I guess there are several. Working with researchers is one. People come in with really interesting ideas, really interesting projects, and we find out how we can use our collections in ways that have never been thought of. It’s always fun to start with the research in the beginning, and when it’s done, they produce a book or an article or a Ph.D. dissertation.  And finding new collections is fun.

If you could categorize the focus of the researchers, what would it be?

The biggest would be local architecture and historic buildings, and in that you would include land use. In a normal month, we’d have about 100 people come in doing either land use or historic building research. Civil rights is probably the second, especially right now with the 2013 anniversary coming up. We are getting a number of requests. 

One thing I try to do when I talk to students is interest them in the other subject areas that are down here. We have lots of material here that’s just not used.  With students, I ask do we need another paper on the Black Barons or the Father Coyle murder or would you like to do something new and different.

Have you ever thought about writing a book [Baggett is the author of five books] on one of those unrecognized subjects?

I’ve been working for 10 years on a biography of Bull Connor so I don’t know if unrecognized is the word – barely understood would be a better term.  As much as Connor’s been written about, he hasn’t been written about in any complexity. I’m looking at him as a political figure, not just his civil rights study.  I’m trying to understand him in a way no one has done.

Are you trying to show him in a more compassionate light?

It’s to try and help the reader understand him. They’re still not going to like him, and they are not necessarily going to be sympathetic to him, but I hope when I finish this, readers will come away with a better understanding.   What you find when you start looking at figures like Connor, is how like us they are.  Connor loved his family and he took his grandson on vacations.  He was a complete person, which is what has never been explored with him before.

We want people like Connor to be totally different from us. We want to keep our distance.  I find people get very uncomfortable when I talk about him and they often think I’m defending him when I’m not.  I’m just trying to understand him.

On the talk you’d be giving [this evening] on Louise Wooster [Birmingham’s most famous madam] and John Wilkes Booth, did they actually have a love affair?
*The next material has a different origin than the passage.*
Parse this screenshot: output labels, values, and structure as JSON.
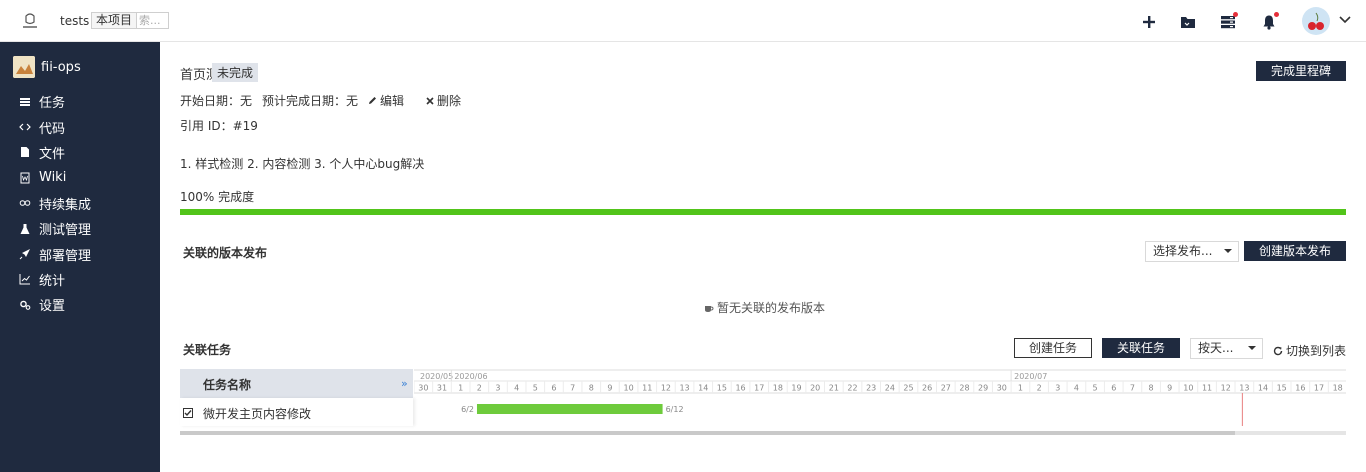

It’s possible. Clearly, Lou embellished the story over the years. It is possible that they could have met and had some sort of relationship. Booth was in Montgomery in 1860 for six weeks, performing. And Lou was working in a brothel in Montgomery at that time. And Booth is known to have frequented brothels, so they both were in the right place at the right time. There could have been an encounter or a brief relationship. She would have been in her late teens at that time, and Booth was a huge star. It would be like having an affair with Brad Pitt now. Now the stories Lou tells later are clearly made up because she turns it into some great love affair. It simply didn’t happen.